(Dataset records)
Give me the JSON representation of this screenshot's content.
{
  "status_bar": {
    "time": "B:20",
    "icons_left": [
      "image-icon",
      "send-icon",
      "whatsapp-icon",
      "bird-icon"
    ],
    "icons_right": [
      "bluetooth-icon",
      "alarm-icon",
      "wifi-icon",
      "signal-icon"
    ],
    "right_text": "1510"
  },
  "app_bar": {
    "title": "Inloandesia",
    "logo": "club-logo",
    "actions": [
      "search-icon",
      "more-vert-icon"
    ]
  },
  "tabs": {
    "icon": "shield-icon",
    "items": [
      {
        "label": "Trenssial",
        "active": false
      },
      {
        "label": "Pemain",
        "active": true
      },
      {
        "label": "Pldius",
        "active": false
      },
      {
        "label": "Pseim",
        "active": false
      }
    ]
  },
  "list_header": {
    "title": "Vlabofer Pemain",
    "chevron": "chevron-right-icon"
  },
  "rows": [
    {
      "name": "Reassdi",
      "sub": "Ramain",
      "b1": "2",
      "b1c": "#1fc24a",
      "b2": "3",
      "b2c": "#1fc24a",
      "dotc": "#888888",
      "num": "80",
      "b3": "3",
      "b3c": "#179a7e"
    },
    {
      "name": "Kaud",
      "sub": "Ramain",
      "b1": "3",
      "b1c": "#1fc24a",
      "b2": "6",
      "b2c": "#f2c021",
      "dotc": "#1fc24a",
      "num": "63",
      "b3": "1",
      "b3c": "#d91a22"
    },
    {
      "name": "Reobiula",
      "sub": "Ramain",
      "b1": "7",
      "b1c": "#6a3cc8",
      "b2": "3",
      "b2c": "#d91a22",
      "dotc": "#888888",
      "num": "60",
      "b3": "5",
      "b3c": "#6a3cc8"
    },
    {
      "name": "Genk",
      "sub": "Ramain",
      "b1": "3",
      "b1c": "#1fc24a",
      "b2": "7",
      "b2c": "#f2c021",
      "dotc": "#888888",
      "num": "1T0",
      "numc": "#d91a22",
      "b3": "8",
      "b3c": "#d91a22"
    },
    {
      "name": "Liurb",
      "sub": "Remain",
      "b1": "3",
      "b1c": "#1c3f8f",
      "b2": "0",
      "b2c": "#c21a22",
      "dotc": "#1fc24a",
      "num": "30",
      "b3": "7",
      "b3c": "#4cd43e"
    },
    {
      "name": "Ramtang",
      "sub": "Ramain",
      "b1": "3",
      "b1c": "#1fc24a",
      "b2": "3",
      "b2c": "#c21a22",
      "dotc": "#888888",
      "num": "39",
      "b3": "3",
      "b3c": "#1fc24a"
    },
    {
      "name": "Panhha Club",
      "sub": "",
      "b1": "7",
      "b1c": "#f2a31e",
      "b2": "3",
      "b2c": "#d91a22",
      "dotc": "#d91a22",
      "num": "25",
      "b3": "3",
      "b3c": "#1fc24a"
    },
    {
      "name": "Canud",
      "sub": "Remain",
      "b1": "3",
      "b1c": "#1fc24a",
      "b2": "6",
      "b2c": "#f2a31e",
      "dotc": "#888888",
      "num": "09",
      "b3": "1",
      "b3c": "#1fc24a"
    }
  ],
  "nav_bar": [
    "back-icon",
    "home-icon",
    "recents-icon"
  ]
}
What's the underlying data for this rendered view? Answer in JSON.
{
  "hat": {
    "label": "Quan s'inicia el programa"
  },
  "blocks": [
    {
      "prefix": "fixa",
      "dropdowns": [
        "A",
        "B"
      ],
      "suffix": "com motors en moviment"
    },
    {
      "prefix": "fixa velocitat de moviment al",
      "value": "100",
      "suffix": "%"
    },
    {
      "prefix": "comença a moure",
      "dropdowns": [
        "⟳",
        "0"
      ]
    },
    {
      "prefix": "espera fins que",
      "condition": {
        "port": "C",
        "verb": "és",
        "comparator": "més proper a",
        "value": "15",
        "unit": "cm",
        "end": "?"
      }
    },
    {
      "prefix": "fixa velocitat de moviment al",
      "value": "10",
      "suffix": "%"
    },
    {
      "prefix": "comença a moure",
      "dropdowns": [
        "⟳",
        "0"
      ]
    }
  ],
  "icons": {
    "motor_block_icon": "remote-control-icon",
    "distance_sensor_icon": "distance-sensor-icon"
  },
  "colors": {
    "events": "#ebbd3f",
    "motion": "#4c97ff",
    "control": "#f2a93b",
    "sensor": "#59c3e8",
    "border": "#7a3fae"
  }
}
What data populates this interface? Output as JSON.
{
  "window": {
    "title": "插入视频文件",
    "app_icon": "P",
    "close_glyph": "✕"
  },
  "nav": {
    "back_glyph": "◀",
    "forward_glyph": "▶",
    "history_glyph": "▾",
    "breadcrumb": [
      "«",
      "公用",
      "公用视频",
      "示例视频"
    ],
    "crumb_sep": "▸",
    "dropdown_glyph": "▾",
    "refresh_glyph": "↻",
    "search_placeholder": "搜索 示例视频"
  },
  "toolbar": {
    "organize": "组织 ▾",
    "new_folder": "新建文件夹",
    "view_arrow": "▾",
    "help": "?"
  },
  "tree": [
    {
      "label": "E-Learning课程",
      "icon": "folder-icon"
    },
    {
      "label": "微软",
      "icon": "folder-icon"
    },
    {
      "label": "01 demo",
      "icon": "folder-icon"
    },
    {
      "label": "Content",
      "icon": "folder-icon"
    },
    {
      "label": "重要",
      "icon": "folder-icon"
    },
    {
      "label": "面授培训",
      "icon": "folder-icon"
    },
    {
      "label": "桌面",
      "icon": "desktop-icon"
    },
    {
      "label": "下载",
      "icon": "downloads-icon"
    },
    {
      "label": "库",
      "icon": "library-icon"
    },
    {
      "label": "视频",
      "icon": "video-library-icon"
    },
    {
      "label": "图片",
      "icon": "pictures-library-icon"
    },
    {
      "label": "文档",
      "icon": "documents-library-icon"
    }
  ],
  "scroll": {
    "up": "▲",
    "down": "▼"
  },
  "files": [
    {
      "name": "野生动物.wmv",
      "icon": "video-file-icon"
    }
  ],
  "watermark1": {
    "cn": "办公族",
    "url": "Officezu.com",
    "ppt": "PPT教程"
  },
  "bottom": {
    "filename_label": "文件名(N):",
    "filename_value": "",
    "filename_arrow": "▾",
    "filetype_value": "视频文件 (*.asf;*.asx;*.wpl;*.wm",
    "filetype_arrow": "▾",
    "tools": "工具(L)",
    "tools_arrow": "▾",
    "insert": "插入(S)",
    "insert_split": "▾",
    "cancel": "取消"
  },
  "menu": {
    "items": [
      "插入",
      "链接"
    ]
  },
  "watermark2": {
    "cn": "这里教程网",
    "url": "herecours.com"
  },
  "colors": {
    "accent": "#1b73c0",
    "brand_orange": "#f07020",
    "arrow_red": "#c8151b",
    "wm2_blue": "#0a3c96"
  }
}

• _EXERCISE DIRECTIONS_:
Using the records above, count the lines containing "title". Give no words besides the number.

• _ANSWER SPACE_:
3